After ten years of German BigBrotherAwards, it is time to look back. Even though the topic now has a greater presence in society, many businesses and governments still engage in a huge data hoarding mania. Such as Berlin’s Local Organising Committee of the World Championships in Athletics, and many businesses. These activities also depend on German companies offering surveillance technologies for Internet and telephone networks. They all received a BigBrotherAward!
The BigBrotherAward in the “Sports” category goes to the Local Organising Committee of the 2009 World Championships in Athletics, Berlin. It is given for their forcing journalists to agree to a comprehensive check of their personal data by the security authorities. Barely disguised under a cloak named “security”, they have committed a serious offence against a fundamental value of the free state: the freedom of the press.

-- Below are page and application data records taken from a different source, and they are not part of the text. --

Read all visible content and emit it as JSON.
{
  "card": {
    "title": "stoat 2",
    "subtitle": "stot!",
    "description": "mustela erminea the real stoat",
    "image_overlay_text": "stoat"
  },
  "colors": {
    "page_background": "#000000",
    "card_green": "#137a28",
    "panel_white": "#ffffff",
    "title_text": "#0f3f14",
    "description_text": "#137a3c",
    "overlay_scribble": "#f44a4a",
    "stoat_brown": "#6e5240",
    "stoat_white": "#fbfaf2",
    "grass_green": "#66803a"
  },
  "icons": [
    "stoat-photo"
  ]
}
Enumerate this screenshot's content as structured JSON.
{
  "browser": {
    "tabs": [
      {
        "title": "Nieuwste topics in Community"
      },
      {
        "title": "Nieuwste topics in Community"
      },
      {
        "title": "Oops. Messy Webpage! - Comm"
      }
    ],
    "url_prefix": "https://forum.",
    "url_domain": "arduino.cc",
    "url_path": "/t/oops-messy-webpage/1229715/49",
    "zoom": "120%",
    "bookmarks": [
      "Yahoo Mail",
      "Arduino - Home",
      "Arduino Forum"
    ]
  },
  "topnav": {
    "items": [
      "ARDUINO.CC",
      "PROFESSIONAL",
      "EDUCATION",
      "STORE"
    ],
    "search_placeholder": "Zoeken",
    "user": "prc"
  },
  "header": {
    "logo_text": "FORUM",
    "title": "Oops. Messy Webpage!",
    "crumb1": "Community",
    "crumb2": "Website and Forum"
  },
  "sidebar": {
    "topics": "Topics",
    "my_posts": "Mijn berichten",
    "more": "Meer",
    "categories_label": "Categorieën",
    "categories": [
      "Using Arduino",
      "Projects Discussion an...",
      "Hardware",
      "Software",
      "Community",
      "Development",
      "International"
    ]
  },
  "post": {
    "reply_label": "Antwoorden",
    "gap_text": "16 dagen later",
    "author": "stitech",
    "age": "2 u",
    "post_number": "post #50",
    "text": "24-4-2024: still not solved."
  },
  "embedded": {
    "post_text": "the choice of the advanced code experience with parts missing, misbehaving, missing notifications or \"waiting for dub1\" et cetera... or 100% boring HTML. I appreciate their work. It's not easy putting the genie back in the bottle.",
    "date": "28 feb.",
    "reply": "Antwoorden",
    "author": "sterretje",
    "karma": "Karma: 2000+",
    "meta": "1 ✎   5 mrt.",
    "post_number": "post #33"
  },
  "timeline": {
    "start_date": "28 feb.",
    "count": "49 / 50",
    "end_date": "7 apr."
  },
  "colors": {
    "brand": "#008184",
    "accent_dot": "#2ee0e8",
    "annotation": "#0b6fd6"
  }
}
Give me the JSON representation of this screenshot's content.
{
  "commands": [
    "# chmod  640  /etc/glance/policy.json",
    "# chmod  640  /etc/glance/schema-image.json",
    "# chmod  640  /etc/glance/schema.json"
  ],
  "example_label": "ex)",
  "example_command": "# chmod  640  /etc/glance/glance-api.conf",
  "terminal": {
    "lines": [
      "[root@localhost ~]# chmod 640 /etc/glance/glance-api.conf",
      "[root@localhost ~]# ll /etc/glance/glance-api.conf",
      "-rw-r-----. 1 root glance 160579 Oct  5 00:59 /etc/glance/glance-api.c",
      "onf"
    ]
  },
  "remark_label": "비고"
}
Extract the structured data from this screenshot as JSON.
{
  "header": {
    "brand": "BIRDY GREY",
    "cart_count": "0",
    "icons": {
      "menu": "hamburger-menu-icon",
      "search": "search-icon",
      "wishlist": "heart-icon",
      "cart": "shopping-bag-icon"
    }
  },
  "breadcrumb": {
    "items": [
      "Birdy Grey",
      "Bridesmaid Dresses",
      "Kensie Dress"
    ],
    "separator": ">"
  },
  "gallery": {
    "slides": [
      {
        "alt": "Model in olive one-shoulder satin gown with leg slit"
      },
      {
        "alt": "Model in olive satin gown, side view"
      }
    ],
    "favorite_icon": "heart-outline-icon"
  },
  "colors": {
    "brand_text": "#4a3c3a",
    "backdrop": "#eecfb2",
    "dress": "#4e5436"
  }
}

The BigBrotherAward 2009 in the “Workplace” category goes to all those consumed by the delusion that you will get productive and motivated staff if you subject them to comprehensive monitoring and make their performance measurable by numbers. As a representative and winner on points, farm machines manufacturer Claas Landmaschinen (internationally known as Claas Group) receives the award for the bugged harvesting machines.
The BigBrotherAward 2009 in the “Business” category is given to a handful of German companies that sell Internet and phone surveillance technology and earn good money that way, while preferring to stay unnoticed themselves.
More and more data is raised “incidentally”. Some could be avoided, but not all. We must think about rules that could make a digitally networked world worth living in – each one of us and most of all, all of us together. Because we do of course have something to hide and protect: our private sphere.
The BigBrotherAwards highlight privacy and data protection offenders in business and politics, they have consequently been called “Oscars for data leeches” by the French paper Le Monde. BigBrotherAwards are an international project. 19 countries have so far given these awards for dubious practices.
The German awards are organised and held by ► Digitalcourage. Among the co-organisers are the German Association for Data Protection (Deutsche Vereinigung für Datenschutz, DVD), International League for Human Rights and the Chaos Computer Club.